PROBLEM DESCRIPTION
Every line of the listing that holds the word "business" should be returned.

─── GIVEN ENTRIES

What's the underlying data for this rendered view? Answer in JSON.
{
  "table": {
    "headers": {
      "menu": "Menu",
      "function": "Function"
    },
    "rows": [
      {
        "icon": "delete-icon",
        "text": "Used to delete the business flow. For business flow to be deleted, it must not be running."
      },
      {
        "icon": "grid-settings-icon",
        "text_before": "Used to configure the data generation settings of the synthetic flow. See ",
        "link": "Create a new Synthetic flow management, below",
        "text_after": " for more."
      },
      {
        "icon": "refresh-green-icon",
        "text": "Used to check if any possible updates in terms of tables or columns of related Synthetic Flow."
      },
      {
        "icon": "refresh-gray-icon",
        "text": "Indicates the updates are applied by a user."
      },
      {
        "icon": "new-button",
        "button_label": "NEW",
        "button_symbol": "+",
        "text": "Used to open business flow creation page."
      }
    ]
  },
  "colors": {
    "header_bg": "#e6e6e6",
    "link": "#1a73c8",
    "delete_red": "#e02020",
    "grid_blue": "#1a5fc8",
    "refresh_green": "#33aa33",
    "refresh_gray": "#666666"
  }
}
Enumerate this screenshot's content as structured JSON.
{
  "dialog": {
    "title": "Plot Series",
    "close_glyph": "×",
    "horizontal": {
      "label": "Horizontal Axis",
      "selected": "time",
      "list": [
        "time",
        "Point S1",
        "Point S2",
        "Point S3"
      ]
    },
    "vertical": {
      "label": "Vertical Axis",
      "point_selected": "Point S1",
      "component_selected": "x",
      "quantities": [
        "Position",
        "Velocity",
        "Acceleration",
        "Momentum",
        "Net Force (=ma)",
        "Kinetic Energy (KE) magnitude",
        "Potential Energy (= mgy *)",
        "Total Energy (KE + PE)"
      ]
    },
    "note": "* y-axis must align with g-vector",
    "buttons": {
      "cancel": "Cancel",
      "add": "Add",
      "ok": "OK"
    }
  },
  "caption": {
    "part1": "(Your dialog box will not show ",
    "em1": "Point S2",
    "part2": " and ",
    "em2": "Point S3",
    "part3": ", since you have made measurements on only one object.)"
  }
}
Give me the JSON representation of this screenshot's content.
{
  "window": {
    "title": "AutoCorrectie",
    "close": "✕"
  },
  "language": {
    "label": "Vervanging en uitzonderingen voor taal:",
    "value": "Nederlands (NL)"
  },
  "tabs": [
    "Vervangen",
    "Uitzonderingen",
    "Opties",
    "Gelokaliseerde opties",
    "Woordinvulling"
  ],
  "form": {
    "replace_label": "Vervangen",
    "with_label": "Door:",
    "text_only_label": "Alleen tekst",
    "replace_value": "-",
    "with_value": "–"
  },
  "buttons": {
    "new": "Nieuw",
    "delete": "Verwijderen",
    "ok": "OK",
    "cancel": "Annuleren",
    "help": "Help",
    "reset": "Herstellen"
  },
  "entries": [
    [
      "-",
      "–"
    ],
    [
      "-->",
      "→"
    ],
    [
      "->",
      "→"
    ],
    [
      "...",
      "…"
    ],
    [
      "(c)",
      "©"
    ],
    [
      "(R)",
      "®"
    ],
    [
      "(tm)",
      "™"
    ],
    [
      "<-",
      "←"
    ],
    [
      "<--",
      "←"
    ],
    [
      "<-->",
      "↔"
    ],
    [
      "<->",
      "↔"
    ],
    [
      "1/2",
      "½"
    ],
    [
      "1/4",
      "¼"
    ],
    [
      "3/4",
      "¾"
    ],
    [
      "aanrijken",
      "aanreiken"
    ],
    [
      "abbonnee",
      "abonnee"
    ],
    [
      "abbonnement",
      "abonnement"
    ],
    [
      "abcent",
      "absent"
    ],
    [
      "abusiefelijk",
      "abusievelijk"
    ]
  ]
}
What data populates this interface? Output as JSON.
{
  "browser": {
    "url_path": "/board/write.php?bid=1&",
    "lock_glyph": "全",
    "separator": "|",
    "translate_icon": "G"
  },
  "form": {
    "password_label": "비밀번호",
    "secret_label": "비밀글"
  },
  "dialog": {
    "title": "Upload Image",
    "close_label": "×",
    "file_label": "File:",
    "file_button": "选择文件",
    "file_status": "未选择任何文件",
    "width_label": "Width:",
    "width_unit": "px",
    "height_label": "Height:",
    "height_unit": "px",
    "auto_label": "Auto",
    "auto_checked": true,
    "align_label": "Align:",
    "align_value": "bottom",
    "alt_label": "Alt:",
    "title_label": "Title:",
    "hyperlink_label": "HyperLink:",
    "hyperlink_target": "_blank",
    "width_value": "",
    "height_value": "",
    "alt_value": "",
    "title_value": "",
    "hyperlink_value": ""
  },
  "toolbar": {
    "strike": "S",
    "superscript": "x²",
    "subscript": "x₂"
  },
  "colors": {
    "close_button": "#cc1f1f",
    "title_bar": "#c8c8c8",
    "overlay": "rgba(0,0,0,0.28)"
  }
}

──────

THE ANSWER
        "text": "Used to delete the business flow. For business flow to be deleted, it must not be running."
        "text": "Used to open business flow creation page."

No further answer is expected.